“People are easing up on the masks and on the restrictions; it’s kind of scary,” Rodriguez-Lonebear told me. “We can’t get complacent. We have to be even more cautious now as the summer months approach and tourism traffic increases. The hope is that there’ll be fewer international travelers this summer, but we’ll still get the domestic travelers. And they stop in Bozeman and Billings and these big cities where reservation residents have to travel to get supplies and groceries.”
In an ideal world, tribes facing higher risk of Covid-19 spread would employ their sovereign status to set up roadblocks and limit access to their reservations, as the Cheyenne River Sioux and Oglala Sioux tribal nations in South Dakota did last month. But many tribal economies bordering major national parks, like Navajo Nation with the Grand Canyon and the Blackfeet Nation with Glacier, depend on this seasonal influx of tourists to bolster much of their annual income. “Essentially, here in our community, unemployment rates are so high that summer jobs are basically what get people through the year,” Rodriguez-Lonebear said. “That’s literally how families live.”
This is further compounded by the fact that in order to enter some national parks, there is no way to physically avoid tribal nations. For instance, Rodriguez-Lonebear pointed out that “anybody who goes to Glacier National Park has to go through the Blackfeet Nation.” Speaking recently with NPR, Blackfeet Covid-19 Incident Commander Robert DesRosie acknowledged the economic damage that the nation’s shutdown has caused tribal businesses, like that of Darrel Norman, who runs a campground for tourists that is on the verge of permanently shutting down. But as DesRosie pointed out to NPR, “it’s his job to look at this as an issue of protecting human life and not an economic crisis.”

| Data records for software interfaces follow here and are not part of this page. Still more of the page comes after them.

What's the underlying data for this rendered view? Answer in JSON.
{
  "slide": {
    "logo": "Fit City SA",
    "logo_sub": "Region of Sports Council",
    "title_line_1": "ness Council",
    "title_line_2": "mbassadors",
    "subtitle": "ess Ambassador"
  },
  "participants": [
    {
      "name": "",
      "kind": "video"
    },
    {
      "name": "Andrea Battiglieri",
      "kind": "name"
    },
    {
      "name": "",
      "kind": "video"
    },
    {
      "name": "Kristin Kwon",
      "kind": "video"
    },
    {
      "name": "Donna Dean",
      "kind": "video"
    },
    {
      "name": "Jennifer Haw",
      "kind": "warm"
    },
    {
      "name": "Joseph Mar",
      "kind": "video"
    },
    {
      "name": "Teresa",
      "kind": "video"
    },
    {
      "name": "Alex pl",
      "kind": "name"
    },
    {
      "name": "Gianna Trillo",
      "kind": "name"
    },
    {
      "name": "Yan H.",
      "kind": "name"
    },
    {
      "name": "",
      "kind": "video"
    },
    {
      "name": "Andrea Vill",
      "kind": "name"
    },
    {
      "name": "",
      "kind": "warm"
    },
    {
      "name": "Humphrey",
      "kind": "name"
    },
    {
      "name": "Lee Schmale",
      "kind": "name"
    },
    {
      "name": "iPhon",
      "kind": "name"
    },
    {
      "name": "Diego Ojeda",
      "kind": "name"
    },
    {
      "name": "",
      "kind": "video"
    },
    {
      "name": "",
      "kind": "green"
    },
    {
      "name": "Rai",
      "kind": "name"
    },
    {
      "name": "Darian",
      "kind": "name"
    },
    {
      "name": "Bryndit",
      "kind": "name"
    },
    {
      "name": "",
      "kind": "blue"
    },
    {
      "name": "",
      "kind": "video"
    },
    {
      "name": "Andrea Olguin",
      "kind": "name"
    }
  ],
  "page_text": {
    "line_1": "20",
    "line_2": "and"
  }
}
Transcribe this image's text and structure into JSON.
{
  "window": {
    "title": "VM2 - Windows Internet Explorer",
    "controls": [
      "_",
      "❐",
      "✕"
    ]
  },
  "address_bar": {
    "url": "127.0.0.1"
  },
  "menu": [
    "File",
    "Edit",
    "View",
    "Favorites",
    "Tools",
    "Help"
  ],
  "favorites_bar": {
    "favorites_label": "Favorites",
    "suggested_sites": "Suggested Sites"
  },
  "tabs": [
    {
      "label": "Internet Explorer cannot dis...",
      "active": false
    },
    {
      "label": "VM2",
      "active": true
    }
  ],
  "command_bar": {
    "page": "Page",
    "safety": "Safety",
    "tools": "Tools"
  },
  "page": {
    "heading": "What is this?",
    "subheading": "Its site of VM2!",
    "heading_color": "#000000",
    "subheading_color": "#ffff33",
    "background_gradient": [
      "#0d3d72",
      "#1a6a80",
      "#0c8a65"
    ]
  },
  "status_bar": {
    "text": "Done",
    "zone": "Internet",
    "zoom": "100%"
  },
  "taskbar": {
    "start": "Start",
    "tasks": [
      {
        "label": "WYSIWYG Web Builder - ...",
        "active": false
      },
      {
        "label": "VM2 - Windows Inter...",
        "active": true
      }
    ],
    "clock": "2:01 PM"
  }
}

The reason that Rodriguez-Lonebear, DesRosie, and others are concerned is because from the very inception of the national parks to the present day, Americans have routinely placed their tourist goals and desires ahead of the needs of Native communities. The national parks are beautiful spaces because Indigenous people protected and maintained them. Although it might be nice, as Childress did, to draw up a trip to parts of our nation that many may consider unsettled or untouched, no matter how comforting that manifest destiny blanket feels, it is still a lie. These lands were stolen and then shielded by the guiding hand of white supremacy: To be able to visit the Grand Canyon or Yellowstone or Yosemite or Glacier is a privilege built upon a great sin.
None of this information is meant to serve as a guilt trip: It’s more a reminder to be conscientious of one’s self and place in the world. These are values that should persist at all times, but our present crisis makes them all the more important. It is entirely understandable that people feel the need to get out of their cramped living spaces after being quarantined for three months. If that includes taking a road trip through the communities facing the highest rates of the coronavirus, you damn well better ensure that you are doing everything within your power to limit exposing these communities to the havoc of the pandemic. The absolute least any colonizer can do is go out of their way to ensure that they don’t put the people, whose traditional homelands will be just another page in their scrapbook, at further risk.